Smartphone. Dumbphone.

TF has been lent an iPhone 5 so that we may discover its many wonders but we’re perhaps not best placed to appreciate them.  We’re not that popular so get few phone calls or texts, 90 per cent of our emails are junk and the remaining ten per cent are never so urgent we have to deal with them immediately.  We prefer gazing out of the window, or into space, when using public transport and would rather sit down a deux with Mrs Fogey, a glass of wine and sundry snacks to watch favoured TV programmes.  Likewise the sounds of the world around us are preferable to some jangling racket being fed into our skull.  We think Twitter is for desperate attention seekers and Facebook for people with no real friends (which is ironic because TF has few flesh & blood friends and still isn’t on Facebook.  Do you care that we ‘like’ snack-sized Crunchie?  No, thought not).  The camera will stitch together a lovely panorama pic but try printing one.  Make good use of the HD video facility and you’ll have eaten up those 16GB in no time.
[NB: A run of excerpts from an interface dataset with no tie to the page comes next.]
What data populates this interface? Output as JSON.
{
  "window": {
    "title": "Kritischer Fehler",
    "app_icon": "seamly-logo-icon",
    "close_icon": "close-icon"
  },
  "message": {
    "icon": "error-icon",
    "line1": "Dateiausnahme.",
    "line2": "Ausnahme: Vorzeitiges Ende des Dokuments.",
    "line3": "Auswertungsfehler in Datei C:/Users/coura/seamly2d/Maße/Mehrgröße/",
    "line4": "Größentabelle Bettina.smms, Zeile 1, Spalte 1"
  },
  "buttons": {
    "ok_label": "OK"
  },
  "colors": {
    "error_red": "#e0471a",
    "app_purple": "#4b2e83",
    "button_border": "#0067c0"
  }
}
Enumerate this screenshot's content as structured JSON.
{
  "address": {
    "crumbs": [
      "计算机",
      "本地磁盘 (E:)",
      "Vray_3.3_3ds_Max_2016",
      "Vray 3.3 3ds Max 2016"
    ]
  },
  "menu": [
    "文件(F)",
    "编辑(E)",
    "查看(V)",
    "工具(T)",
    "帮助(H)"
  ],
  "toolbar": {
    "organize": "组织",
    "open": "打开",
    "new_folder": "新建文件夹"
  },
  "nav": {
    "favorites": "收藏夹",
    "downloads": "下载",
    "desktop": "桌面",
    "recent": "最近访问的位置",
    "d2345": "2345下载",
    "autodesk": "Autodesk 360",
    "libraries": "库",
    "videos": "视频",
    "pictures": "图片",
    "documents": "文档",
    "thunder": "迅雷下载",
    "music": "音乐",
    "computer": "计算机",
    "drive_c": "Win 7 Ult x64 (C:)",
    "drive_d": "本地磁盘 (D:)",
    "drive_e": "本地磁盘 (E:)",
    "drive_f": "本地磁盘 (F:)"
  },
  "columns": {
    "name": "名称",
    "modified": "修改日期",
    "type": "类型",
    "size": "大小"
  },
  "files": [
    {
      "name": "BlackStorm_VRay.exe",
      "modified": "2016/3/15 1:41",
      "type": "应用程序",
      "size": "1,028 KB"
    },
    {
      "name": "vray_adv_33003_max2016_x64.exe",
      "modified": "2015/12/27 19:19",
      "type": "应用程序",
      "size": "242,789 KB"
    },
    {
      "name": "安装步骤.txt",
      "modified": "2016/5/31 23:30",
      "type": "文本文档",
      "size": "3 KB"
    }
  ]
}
And although you can store videos in the iCloud if you want to access them on 3G/4G, unless you subscribe to an ‘unlimited’ plan doing so will come out of your roaming/download allowance, unlike videos that are stored on the phone’s hard drive which can be watched without being online at all. Want to watch your video footage on a TV?  You’ll need an Apple TV (£99) streaming box connected to your TV for that.  And the iPhone is such a beautiful piece of kit we worry about hurting it.  It almost needs a velvet cushion for moments of housebound repose and a quilted, ermine-lined bag for venturing outside.  Best leave it at home and take the battered old Sony Ericsson instead, that we don’t care about dropping or splattering with food but has worked faultlessly for many years in spite of serial abuse.

So, Tech Fogey can’t help but think that all this 4G hysteria (the impending auction for the new tranche of 4G wavelengths will net the government an estimated £3 billion) is a colossal clamour of confusing shouty bollocks but that impressionable oiks will go mad for it in that unquestioning way they often do.  The phone companies are praying this happens; the government likewise because each stands to trouser a great deal of wedge as a consequence, even if all it means is that The Expendables II, Kerry Katona’s wobbly bits or Rhianna getting her baps out can always be with you.  It’s progress.  It’s the future.